Cloud Workflows Are Finally Here

Thursday, 24 October 2019

How we interact with the cloud has always been tricky to say the least. But no more. Where once this was a convoluted mishmash of ideas – with everyone testing and learning on the job – we’re now able to make an elegant cloud/remote pipeline function. No longer are we bound to merely some level of success or failure, utilising fire and forget cloud render providers, and watching ever longer transfer times only to see your output returned incorrect.

Cloud Workflows Are Finally Here

Today we really have got a handle on what an ideal cloud workflow can look like for companies and how much they want to expose/integrate themselves with remote workflows or private clouds.

More and more, we are seeing companies working together remotely or utilising a wider freelance audience, and changing what they can achieve by using talent from anywhere in the world.

Company workflows are evolving from moving data via Google Drive or Dropbox, trying to work around the limitations of fair use policies, to a remote desktop workflow.
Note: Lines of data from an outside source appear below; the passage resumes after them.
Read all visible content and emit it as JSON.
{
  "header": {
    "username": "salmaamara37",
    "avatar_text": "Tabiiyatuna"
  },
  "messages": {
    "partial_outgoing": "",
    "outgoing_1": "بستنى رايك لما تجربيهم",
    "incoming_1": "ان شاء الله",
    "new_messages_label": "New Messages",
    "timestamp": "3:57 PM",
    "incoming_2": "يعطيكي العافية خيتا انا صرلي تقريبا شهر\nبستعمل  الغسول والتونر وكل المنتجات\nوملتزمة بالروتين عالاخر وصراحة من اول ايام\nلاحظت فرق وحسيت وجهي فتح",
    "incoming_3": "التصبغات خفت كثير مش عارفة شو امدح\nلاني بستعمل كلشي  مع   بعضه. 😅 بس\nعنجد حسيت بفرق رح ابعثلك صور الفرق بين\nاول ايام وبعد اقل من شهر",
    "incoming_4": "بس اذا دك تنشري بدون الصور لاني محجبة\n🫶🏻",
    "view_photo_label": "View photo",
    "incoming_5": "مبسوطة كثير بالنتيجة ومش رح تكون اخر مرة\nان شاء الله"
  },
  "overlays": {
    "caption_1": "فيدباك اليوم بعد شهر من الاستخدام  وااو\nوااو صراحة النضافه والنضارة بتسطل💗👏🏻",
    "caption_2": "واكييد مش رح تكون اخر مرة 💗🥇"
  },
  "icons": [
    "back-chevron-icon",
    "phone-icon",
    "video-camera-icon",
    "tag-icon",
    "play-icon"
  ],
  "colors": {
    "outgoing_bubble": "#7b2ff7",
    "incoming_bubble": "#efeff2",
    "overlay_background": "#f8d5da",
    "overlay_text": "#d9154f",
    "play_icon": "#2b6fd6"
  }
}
The transformation means businesses can leave data in one place, enabling external users to access a remote workstation or use the whole available pipeline. 

With this new workflow we do not have the issues of shifting ever larger datasets from one user to the next and have no more concerns of that data falling into the wrong hands. It allows large amounts of remote users all accessing a single pipeline to take advantage of the infrastructure that you have to offer: render farm, storage, and proprietary tools that you would not normally share with external companies.

Some businesses have begun outsourcing specialist work on collaborative projects. Cloud workflows enable animation companies to take on heavy VFX projects and and focus on the animation part of the process while they outsource the 3D modelling and rendering elements. Games companies are also using outsourced workflows for asset generation – never having to worry about their assets leaving their facility.

The use of cloud and private cloud has become much more obvious and takes advantage of the location of your infrastructure. On premises infrastructure can be opened up via remote workstations to freelancers and external companies, while the next level up (colocation) utilises a data centre’s capabilities in connectivity to leverage an improved experience over the limitations of the internet connection in your building. This is the rise of the full hybrid solution.

The 3rd stage of dealing with the big three cloud providers (Amazon, Google, and Microsoft) offers unlimited render, offsite backup, disaster recovery, and remote workstations to enable even greater flexibility over even greater distances. Now, conceivably, you can leverage a worldwide workforce.

We have successfully tackled all of these workflows from building-to-building internal expansion, all the way to a hybrid workflow with one of the big three.

This becomes just an execution of data movement between your local/co-located infrastructure and cloud provider of choice. And for this there are numerous approaches that can be taken.